DeKalb alderman calls opposition to property tax freeze 'nonsense'
As a proposal to freeze property taxes in Illinois sits in limbo after the state Senate refused to consider it before the veto session ended, opponents are not shy about criticizing the bill.
SB851, sponsored by Michelle Mussman (D-Schaumburg), would freeze taxes for two years in Cook, Lake, McHenry, Kane, DuPage and Will counties, according to a memo from Township Officials of Illinois Executive Director Bryan Smith, whose group opposes the measure.
All other counties would be subject to referendums asking whether a property tax freeze should be imposed for 2018 and 2019 or that all governments within a county jurisdiction be subject to a property tax freeze over that period and to the Property Tax Extension Limitation Law for levy year 2020 and the foreseeable future.
A report from Chicago’s CBS affiliate said some Republicans had characterized the bill as “pandering” in the wake of a 32 percent hike in the state income tax the legislature approved earlier this year.
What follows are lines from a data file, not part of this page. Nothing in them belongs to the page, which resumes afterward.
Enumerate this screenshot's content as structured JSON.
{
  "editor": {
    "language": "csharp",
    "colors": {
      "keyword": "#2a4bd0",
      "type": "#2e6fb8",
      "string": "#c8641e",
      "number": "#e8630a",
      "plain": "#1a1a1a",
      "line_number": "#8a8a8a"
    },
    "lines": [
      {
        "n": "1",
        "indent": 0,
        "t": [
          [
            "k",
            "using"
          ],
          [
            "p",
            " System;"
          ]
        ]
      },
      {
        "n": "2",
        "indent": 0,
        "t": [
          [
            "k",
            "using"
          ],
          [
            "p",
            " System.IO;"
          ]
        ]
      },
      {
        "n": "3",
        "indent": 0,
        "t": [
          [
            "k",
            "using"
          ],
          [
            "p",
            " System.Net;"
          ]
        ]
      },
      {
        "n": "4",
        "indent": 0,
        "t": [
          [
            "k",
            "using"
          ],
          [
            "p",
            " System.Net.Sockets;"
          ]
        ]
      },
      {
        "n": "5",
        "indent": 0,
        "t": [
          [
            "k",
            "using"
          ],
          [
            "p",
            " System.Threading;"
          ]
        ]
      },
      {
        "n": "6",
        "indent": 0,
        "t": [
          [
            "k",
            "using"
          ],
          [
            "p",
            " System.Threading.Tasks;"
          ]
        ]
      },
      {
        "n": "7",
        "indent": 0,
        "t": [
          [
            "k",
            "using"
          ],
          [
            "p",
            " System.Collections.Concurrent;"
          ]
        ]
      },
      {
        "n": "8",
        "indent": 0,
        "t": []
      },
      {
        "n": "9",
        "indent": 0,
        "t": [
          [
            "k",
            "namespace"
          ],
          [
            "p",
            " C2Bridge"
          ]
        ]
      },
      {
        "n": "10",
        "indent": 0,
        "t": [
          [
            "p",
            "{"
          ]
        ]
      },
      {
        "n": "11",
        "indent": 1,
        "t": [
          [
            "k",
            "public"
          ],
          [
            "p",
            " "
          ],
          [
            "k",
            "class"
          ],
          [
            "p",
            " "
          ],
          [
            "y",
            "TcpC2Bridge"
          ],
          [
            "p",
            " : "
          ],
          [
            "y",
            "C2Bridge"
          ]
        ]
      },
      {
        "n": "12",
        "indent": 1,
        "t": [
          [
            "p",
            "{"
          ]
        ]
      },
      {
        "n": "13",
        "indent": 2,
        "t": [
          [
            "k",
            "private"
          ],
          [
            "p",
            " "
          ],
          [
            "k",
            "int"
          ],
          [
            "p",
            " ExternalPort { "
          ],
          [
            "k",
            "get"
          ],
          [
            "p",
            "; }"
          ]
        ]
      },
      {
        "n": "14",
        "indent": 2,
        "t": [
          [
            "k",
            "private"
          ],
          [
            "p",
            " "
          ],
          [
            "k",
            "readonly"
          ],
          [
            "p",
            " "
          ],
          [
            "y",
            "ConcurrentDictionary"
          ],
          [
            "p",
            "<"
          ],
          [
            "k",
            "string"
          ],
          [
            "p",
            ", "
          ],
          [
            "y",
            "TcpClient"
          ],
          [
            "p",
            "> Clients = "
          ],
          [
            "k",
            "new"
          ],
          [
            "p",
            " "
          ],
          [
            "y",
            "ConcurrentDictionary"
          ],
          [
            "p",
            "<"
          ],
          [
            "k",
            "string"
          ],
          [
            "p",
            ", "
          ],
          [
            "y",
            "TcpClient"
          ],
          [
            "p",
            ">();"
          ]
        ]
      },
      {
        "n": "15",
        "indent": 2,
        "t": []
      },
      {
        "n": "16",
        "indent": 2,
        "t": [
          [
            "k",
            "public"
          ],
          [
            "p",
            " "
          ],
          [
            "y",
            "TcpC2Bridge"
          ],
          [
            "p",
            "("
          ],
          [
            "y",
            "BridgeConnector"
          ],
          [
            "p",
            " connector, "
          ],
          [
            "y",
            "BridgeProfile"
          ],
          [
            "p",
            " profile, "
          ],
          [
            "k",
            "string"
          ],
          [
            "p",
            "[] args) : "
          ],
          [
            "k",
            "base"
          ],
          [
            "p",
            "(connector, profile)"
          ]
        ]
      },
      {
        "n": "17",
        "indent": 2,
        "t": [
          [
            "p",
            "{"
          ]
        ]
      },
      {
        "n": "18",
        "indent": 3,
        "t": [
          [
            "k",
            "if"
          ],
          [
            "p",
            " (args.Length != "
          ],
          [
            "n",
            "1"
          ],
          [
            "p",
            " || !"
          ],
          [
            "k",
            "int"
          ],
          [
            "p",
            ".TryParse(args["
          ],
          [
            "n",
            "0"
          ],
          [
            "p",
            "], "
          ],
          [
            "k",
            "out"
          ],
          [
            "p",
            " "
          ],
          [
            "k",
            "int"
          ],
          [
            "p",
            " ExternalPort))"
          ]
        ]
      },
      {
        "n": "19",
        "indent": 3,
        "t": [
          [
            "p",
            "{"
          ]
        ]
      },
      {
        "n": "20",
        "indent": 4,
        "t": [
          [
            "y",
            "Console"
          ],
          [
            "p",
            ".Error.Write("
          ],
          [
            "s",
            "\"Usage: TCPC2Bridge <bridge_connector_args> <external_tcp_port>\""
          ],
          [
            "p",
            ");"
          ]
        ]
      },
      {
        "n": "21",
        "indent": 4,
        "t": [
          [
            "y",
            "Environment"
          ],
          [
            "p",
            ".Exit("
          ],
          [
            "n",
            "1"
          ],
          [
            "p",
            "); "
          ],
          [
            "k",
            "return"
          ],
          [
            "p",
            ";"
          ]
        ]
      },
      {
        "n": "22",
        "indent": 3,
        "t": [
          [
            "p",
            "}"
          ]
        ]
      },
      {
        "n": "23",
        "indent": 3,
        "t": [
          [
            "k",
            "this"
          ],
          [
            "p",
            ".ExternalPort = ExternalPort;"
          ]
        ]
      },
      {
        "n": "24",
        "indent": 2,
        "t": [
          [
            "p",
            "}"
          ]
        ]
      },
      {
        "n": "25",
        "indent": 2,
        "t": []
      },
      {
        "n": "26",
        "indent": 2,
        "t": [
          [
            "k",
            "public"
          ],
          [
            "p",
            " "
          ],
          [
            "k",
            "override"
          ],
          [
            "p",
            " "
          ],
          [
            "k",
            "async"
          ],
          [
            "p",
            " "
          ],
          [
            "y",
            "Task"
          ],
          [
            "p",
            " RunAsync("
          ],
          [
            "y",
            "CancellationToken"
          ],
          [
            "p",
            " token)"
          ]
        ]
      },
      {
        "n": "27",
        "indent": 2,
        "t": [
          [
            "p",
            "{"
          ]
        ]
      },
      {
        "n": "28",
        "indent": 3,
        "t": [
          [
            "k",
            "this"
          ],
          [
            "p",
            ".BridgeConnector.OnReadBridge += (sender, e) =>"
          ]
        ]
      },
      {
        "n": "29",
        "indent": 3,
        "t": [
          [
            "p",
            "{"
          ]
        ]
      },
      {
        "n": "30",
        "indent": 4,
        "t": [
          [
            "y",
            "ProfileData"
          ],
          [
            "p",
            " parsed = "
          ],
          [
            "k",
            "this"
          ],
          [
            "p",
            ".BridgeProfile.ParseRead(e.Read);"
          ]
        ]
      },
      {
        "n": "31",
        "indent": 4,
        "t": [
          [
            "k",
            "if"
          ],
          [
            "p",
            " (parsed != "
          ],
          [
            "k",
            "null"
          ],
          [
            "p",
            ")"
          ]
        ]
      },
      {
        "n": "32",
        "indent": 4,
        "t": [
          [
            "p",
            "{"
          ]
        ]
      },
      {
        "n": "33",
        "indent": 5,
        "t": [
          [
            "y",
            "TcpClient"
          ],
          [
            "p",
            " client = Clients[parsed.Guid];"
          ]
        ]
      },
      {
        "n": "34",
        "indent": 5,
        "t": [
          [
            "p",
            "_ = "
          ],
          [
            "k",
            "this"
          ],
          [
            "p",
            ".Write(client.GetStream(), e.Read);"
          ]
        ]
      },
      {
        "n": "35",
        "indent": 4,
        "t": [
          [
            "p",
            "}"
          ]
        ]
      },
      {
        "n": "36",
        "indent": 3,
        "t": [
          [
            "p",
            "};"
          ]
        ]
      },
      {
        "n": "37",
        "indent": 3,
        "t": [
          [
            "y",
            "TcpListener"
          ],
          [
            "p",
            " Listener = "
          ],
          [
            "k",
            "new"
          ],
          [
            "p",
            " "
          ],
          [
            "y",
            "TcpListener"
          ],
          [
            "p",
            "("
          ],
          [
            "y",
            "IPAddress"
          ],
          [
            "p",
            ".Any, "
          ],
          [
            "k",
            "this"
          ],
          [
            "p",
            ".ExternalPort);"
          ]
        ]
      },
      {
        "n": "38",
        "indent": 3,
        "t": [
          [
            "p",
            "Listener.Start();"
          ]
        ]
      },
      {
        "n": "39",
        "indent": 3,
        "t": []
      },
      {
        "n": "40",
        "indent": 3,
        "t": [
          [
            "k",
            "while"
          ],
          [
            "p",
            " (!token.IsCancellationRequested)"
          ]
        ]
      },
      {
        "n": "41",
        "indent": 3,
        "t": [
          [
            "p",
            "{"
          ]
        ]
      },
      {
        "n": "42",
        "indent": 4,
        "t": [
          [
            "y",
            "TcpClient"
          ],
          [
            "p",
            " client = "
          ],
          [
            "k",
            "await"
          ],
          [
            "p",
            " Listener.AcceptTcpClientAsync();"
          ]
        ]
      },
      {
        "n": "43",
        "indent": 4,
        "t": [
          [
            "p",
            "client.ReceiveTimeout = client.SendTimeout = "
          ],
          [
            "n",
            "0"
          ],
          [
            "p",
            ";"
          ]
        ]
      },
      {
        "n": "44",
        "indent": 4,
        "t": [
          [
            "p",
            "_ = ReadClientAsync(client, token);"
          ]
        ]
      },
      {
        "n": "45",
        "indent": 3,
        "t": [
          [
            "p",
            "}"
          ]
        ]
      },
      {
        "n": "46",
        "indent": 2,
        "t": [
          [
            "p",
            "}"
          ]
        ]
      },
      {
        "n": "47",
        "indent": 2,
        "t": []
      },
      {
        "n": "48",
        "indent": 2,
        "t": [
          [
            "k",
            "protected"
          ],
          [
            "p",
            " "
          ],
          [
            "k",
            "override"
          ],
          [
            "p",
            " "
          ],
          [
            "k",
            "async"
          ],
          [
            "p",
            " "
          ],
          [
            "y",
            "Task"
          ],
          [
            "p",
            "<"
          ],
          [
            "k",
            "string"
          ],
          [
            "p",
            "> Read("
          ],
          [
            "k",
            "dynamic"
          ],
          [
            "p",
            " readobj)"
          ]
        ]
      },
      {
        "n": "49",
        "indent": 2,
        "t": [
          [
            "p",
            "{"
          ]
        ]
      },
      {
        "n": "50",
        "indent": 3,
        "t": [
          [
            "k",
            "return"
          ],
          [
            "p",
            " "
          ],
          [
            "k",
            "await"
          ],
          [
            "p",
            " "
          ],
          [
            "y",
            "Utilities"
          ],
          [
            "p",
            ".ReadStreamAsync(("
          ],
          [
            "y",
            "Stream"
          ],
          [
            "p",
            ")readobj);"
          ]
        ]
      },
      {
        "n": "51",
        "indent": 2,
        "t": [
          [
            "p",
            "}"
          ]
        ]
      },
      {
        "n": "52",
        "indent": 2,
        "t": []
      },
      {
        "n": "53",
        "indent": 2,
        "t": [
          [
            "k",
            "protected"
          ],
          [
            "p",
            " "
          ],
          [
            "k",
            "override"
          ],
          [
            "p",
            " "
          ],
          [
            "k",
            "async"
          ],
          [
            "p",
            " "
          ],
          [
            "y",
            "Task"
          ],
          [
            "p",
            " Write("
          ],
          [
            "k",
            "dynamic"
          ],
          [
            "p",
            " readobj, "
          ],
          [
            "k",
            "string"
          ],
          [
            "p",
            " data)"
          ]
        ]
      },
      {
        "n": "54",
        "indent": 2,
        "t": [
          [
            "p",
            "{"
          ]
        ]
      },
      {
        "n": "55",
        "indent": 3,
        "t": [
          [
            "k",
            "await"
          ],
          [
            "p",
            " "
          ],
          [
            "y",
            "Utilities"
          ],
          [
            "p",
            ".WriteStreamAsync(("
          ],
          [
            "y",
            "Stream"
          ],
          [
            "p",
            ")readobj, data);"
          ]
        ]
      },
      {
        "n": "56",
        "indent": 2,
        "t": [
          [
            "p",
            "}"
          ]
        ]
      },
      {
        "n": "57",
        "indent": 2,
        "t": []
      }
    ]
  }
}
And Illinois households pay more than $8,000 annually in state and local taxes, ranking them No. 1 in the nation in terms of tax burden, according to IllinoisPolicy.org.
The problem is far deeper than political expediency, according to DeKalb 6th Ward Alderman Mike Verbic, who says the township structure should be dissolved.
In an interview with the DeKalb Times, Verbic said it was “nonsense” to oppose the property tax freeze and said the state doesn’t need townships that need to be financed through property taxes in the first place.
“Townships are largely unsustainable,” Verbic said. They “take control away from the taxpayer.”
A story in the Peoria Journal-Star quoted Gov. Bruce Rauner as selling a property tax freeze to constituents last summer. He was quoted in the story as saying, “I hear relentlessly about how difficult it is to raise a family, to make ends meet, how difficult it is to build a business in the state of Illinois with the property tax burden we’ve got.”
Although the governor might be able to score some points with voters by championing a property tax freeze, some officials say it would rob citizens of basic services.
“All property owners want property taxes lower,” said Mary Wroblewski, supervisor of Schaumburg Township in Cook County said. “Property taxes pay for schools, park districts, libraries and townships. These same property owners also want all these groups to be strong, so there needs to be a balance.”